## TASK DESCRIPTION:
Your task is to output every record exactly as it is given.

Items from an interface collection

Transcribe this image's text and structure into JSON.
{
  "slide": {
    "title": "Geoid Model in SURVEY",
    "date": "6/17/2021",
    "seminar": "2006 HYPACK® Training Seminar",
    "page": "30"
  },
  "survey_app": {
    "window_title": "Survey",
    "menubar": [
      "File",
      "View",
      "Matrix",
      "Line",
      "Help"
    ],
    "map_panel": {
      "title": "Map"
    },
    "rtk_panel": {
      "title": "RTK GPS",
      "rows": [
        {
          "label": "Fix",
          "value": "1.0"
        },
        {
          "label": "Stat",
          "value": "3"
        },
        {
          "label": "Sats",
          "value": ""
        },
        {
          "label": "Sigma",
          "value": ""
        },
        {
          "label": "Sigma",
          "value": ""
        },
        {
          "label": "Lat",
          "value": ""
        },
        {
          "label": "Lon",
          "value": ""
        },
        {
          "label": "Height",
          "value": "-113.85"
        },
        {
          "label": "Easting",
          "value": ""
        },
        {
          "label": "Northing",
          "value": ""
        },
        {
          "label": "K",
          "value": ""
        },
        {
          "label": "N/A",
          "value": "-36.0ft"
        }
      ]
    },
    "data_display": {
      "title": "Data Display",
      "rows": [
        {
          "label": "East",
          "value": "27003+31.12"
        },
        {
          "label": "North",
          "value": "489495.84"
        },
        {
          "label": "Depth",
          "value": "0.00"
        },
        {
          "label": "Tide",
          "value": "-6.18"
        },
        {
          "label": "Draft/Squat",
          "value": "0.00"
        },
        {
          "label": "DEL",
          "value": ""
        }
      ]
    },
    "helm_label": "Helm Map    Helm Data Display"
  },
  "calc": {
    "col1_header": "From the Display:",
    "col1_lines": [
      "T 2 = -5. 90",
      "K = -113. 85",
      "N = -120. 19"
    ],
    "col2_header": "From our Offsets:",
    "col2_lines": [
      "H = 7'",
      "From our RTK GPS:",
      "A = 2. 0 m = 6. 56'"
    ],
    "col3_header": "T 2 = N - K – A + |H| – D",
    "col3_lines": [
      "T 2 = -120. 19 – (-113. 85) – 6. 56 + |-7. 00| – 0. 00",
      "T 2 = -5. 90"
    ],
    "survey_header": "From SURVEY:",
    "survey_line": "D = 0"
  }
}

## FINISHED TASK:
Transcribe this image's text and structure into JSON.
{
  "slide": {
    "title": "Geoid Model in SURVEY",
    "date": "6/17/2021",
    "seminar": "2006 HYPACK® Training Seminar",
    "page": "30"
  },
  "survey_app": {
    "window_title": "Survey",
    "menubar": [
      "File",
      "View",
      "Matrix",
      "Line",
      "Help"
    ],
    "map_panel": {
      "title": "Map"
    },
    "rtk_panel": {
      "title": "RTK GPS",
      "rows": [
        {
          "label": "Fix",
          "value": "1.0"
        },
        {
          "label": "Stat",
          "value": "3"
        },
        {
          "label": "Sats",
          "value": ""
        },
        {
          "label": "Sigma",
          "value": ""
        },
        {
          "label": "Sigma",
          "value": ""
        },
        {
          "label": "Lat",
          "value": ""
        },
        {
          "label": "Lon",
          "value": ""
        },
        {
          "label": "Height",
          "value": "-113.85"
        },
        {
          "label": "Easting",
          "value": ""
        },
        {
          "label": "Northing",
          "value": ""
        },
        {
          "label": "K",
          "value": ""
        },
        {
          "label": "N/A",
          "value": "-36.0ft"
        }
      ]
    },
    "data_display": {
      "title": "Data Display",
      "rows": [
        {
          "label": "East",
          "value": "27003+31.12"
        },
        {
          "label": "North",
          "value": "489495.84"
        },
        {
          "label": "Depth",
          "value": "0.00"
        },
        {
          "label": "Tide",
          "value": "-6.18"
        },
        {
          "label": "Draft/Squat",
          "value": "0.00"
        },
        {
          "label": "DEL",
          "value": ""
        }
      ]
    },
    "helm_label": "Helm Map    Helm Data Display"
  },
  "calc": {
    "col1_header": "From the Display:",
    "col1_lines": [
      "T 2 = -5. 90",
      "K = -113. 85",
      "N = -120. 19"
    ],
    "col2_header": "From our Offsets:",
    "col2_lines": [
      "H = 7'",
      "From our RTK GPS:",
      "A = 2. 0 m = 6. 56'"
    ],
    "col3_header": "T 2 = N - K – A + |H| – D",
    "col3_lines": [
      "T 2 = -120. 19 – (-113. 85) – 6. 56 + |-7. 00| – 0. 00",
      "T 2 = -5. 90"
    ],
    "survey_header": "From SURVEY:",
    "survey_line": "D = 0"
  }
}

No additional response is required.